| Problem requirements |
A faithful copy without images is required: write out all the records exactly.

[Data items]
----------------

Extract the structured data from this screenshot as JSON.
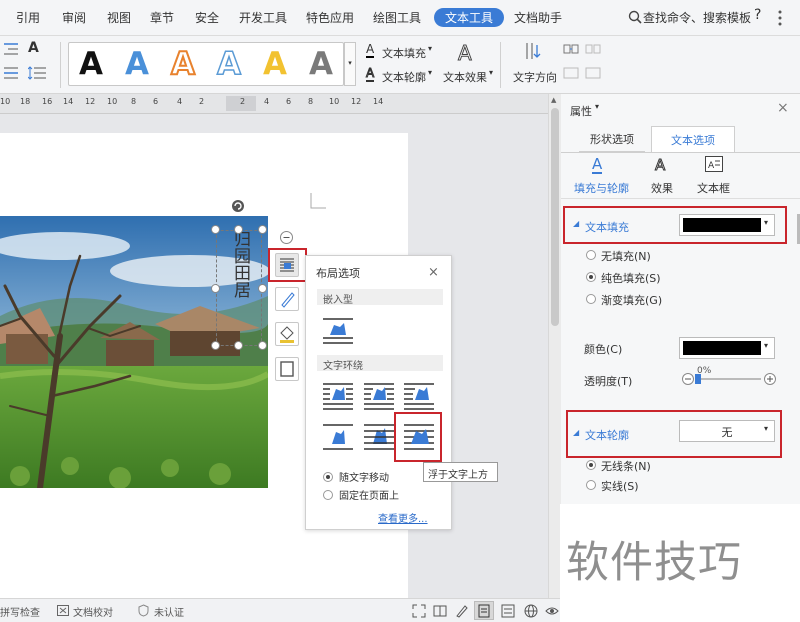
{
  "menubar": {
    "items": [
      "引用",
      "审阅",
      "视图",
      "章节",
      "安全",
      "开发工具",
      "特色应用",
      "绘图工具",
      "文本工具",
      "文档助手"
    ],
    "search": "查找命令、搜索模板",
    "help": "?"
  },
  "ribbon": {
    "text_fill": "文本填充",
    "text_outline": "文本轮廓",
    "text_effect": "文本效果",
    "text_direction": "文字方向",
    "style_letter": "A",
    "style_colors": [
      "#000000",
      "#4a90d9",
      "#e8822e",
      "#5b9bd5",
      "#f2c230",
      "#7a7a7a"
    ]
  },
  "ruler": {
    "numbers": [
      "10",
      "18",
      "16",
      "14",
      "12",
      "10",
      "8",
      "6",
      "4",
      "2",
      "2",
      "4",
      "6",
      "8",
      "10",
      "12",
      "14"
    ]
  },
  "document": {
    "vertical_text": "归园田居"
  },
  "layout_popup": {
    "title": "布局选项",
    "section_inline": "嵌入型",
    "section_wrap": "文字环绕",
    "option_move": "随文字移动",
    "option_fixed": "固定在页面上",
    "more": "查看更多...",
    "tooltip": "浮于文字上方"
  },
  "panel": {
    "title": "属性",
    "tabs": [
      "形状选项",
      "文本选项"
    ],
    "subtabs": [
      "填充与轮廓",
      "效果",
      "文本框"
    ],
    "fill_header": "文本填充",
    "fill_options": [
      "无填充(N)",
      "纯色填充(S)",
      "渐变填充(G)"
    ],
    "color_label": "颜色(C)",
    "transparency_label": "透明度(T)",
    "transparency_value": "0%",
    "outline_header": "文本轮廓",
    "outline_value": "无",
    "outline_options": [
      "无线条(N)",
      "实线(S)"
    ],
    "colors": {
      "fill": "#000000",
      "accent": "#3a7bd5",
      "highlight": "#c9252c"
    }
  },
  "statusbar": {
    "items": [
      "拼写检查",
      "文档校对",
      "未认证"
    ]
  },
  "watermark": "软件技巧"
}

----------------

| Written reply |
Extract the structured data from this screenshot as JSON.
{
  "menubar": {
    "items": [
      "引用",
      "审阅",
      "视图",
      "章节",
      "安全",
      "开发工具",
      "特色应用",
      "绘图工具",
      "文本工具",
      "文档助手"
    ],
    "search": "查找命令、搜索模板",
    "help": "?"
  },
  "ribbon": {
    "text_fill": "文本填充",
    "text_outline": "文本轮廓",
    "text_effect": "文本效果",
    "text_direction": "文字方向",
    "style_letter": "A",
    "style_colors": [
      "#000000",
      "#4a90d9",
      "#e8822e",
      "#5b9bd5",
      "#f2c230",
      "#7a7a7a"
    ]
  },
  "ruler": {
    "numbers": [
      "10",
      "18",
      "16",
      "14",
      "12",
      "10",
      "8",
      "6",
      "4",
      "2",
      "2",
      "4",
      "6",
      "8",
      "10",
      "12",
      "14"
    ]
  },
  "document": {
    "vertical_text": "归园田居"
  },
  "layout_popup": {
    "title": "布局选项",
    "section_inline": "嵌入型",
    "section_wrap": "文字环绕",
    "option_move": "随文字移动",
    "option_fixed": "固定在页面上",
    "more": "查看更多...",
    "tooltip": "浮于文字上方"
  },
  "panel": {
    "title": "属性",
    "tabs": [
      "形状选项",
      "文本选项"
    ],
    "subtabs": [
      "填充与轮廓",
      "效果",
      "文本框"
    ],
    "fill_header": "文本填充",
    "fill_options": [
      "无填充(N)",
      "纯色填充(S)",
      "渐变填充(G)"
    ],
    "color_label": "颜色(C)",
    "transparency_label": "透明度(T)",
    "transparency_value": "0%",
    "outline_header": "文本轮廓",
    "outline_value": "无",
    "outline_options": [
      "无线条(N)",
      "实线(S)"
    ],
    "colors": {
      "fill": "#000000",
      "accent": "#3a7bd5",
      "highlight": "#c9252c"
    }
  },
  "statusbar": {
    "items": [
      "拼写检查",
      "文档校对",
      "未认证"
    ]
  },
  "watermark": "软件技巧"
}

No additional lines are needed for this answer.